1. Why medicinal cannabis?
Is there something in particular that drew you to work within the medicinal cannabis industry?
The role of medicinal cannabis in palliative care and general medicine is an evolving field as research continues to be conducted into its effect on different symptoms and illnesses. In palliative care, early evidence shows that medicinal cannabis can help with chemotherapy induced nausea and vomiting, and there is some milder evidence for improving appetite and weight gain. In other settings, there have been some studies suggesting reduction in anxiety and improvement of sleep. Management of these symptoms can make a significant difference to the quality of life of patients with life limiting illness, though much more research is still required and medicinal cannabis remains an adjunct to standard medications, rather than a replacement of them. I have decided to be a prescriber of medicinal cannabis to provide patients with access to controlled, responsible and compassionate prescription of medicinal cannabis, particularly when standard medications have not worked or are causing a lot of side effects, and ideally in the setting of a clinical study to help more patients in the future.
2. As a palliative care specialist, what is your primary focus in terms of patient care and experience?
My primary focus is for patients to be shown care and kindness, and to be empowered to make well informed treatment decisions with close follow up by their doctor. It is to support patients to the best of my ability so that their symptom burden is reduced and quality of life is improved.
3. How has palliative care adjusted under lockdown periods?
Have you had to adapt or change your model of care?
Good palliative care relies a lot on support of carers, family and friends. Lockdown has made this very hard for patients who are often more separated from this support network. It increases the need for health care professionals to be supportive of patients and understand their distress, and use technology and telehealth where possible to keep up good communication with patients.
4. What are your hobbies and interests? What do you enjoy most about your position?
What do you hope to achieve in your role at CA Clinics?

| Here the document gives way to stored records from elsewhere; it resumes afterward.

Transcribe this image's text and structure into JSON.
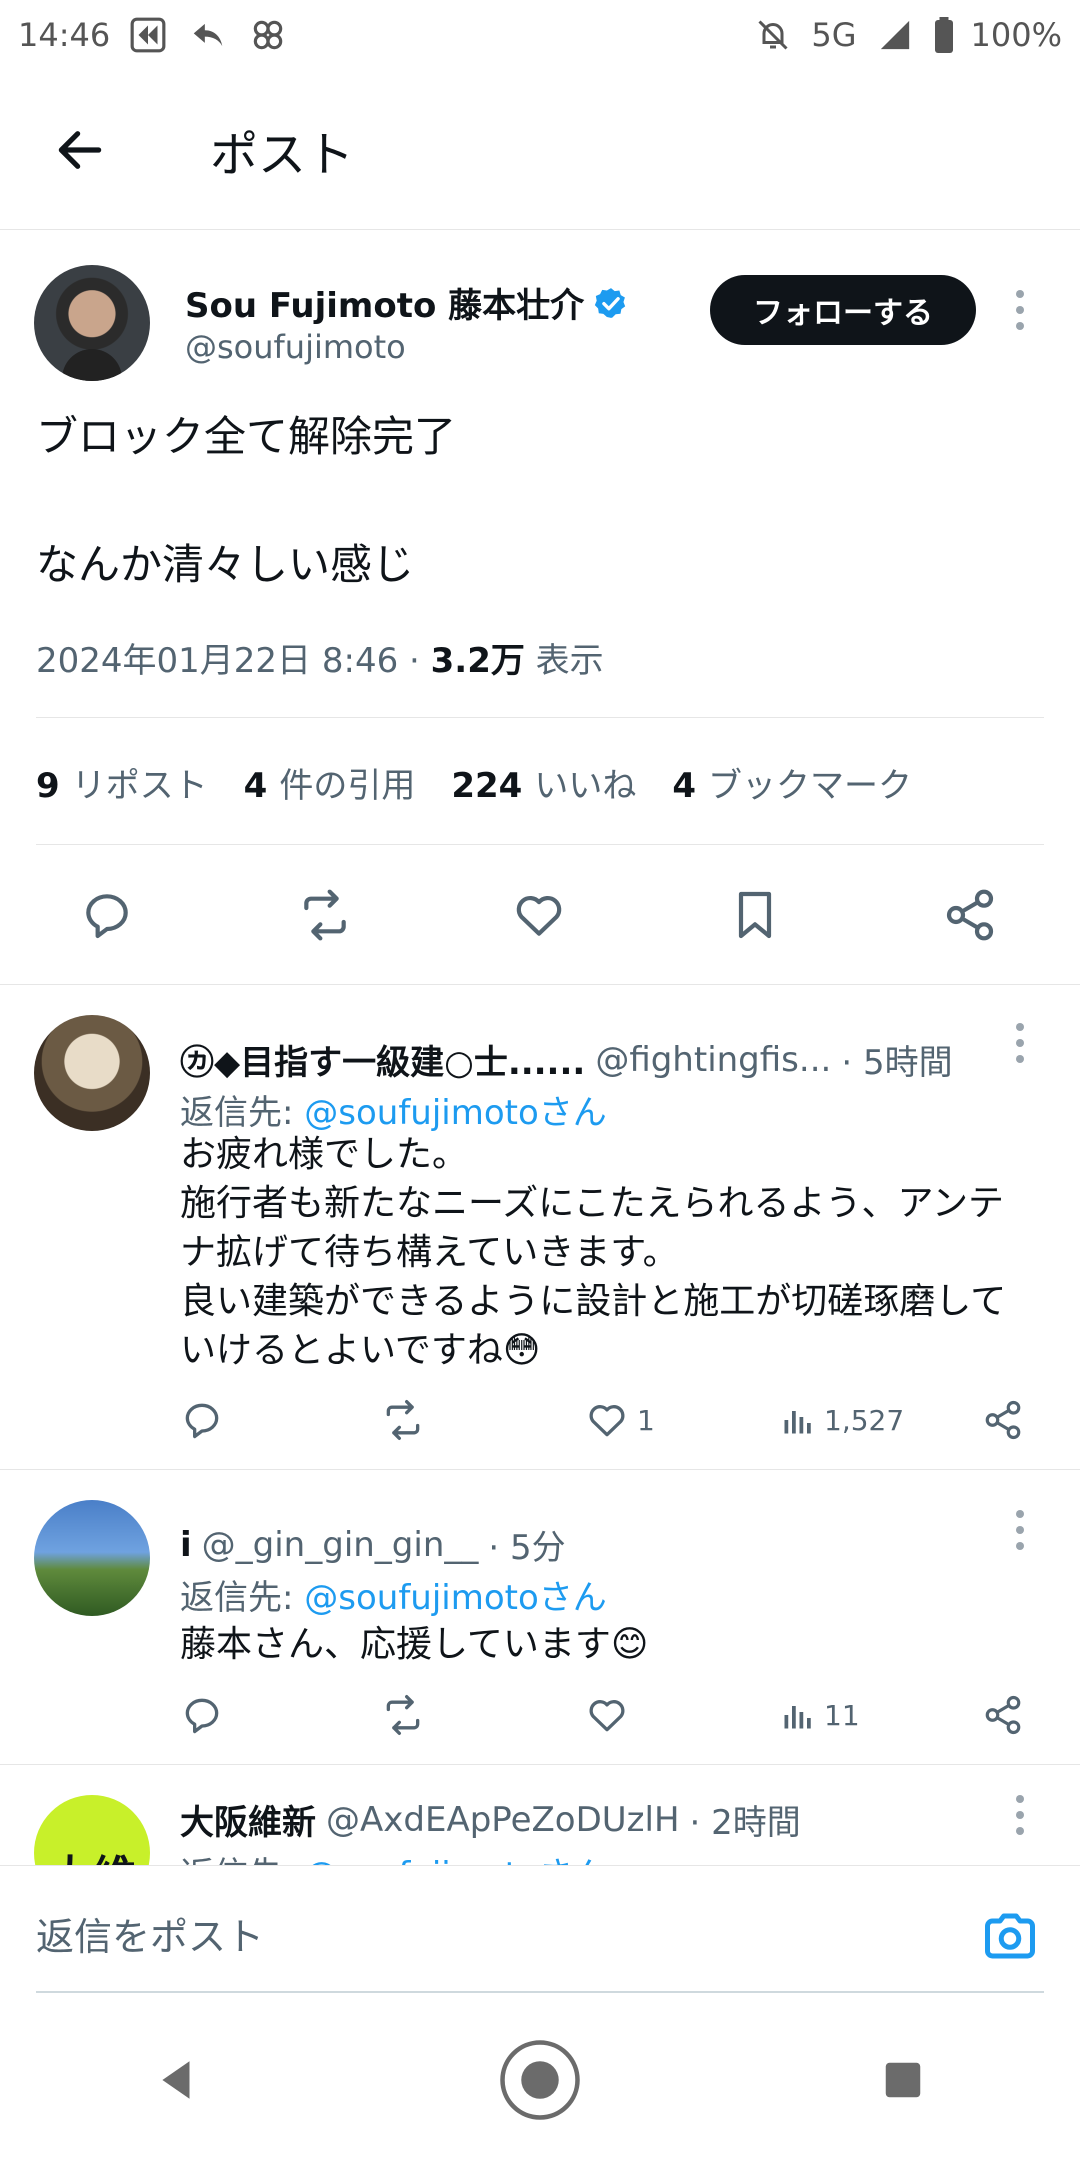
{
  "status_bar": {
    "time": "14:46",
    "network": "5G",
    "battery": "100%"
  },
  "header": {
    "title": "ポスト"
  },
  "post": {
    "author_name": "Sou Fujimoto 藤本壮介",
    "author_handle": "@soufujimoto",
    "follow_label": "フォローする",
    "text": "ブロック全て解除完了\n\nなんか清々しい感じ",
    "date": "2024年01月22日 8:46 · ",
    "views_count": "3.2万",
    "views_label": " 表示",
    "stats": {
      "reposts_count": "9",
      "reposts_label": "リポスト",
      "quotes_count": "4",
      "quotes_label": "件の引用",
      "likes_count": "224",
      "likes_label": "いいね",
      "bookmarks_count": "4",
      "bookmarks_label": "ブックマーク"
    }
  },
  "replies": [
    {
      "name": "㋕◆目指す一級建○士......",
      "handle": "@fightingfis...",
      "time": "· 5時間",
      "reply_to_prefix": "返信先: ",
      "reply_to": "@soufujimotoさん",
      "text": "お疲れ様でした。\n施行者も新たなニーズにこたえられるよう、アンテナ拡げて待ち構えていきます。\n良い建築ができるように設計と施工が切磋琢磨していけるとよいですね😳",
      "likes": "1",
      "views": "1,527"
    },
    {
      "name": "i",
      "handle": "@_gin_gin_gin__",
      "time": "· 5分",
      "reply_to_prefix": "返信先: ",
      "reply_to": "@soufujimotoさん",
      "text": "藤本さん、応援しています😊",
      "likes": "",
      "views": "11"
    },
    {
      "name": "大阪維新",
      "handle": "@AxdEApPeZoDUzlH",
      "time": "· 2時間",
      "reply_to_prefix": "返信先: ",
      "reply_to": "@soufujimotoさん",
      "avatar_text": "大維"
    }
  ],
  "composer": {
    "placeholder": "返信をポスト"
  },
  "colors": {
    "accent": "#1d9bf0",
    "text": "#0f1419",
    "secondary": "#536471"
  }
}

My hobbies are soccer and reading. I enjoy the privilege of supporting patients through decisions about their health and treatment. I am excited about a potential upcoming clinical study regarding medicinal cannabis in palliative care, which will help provide more data for future patients. I also hope to improve equity of medicinal cannabis access to rural patients with palliative care needs, thanks to government subsidies for specialist medical appointments for patients living in rural Australia.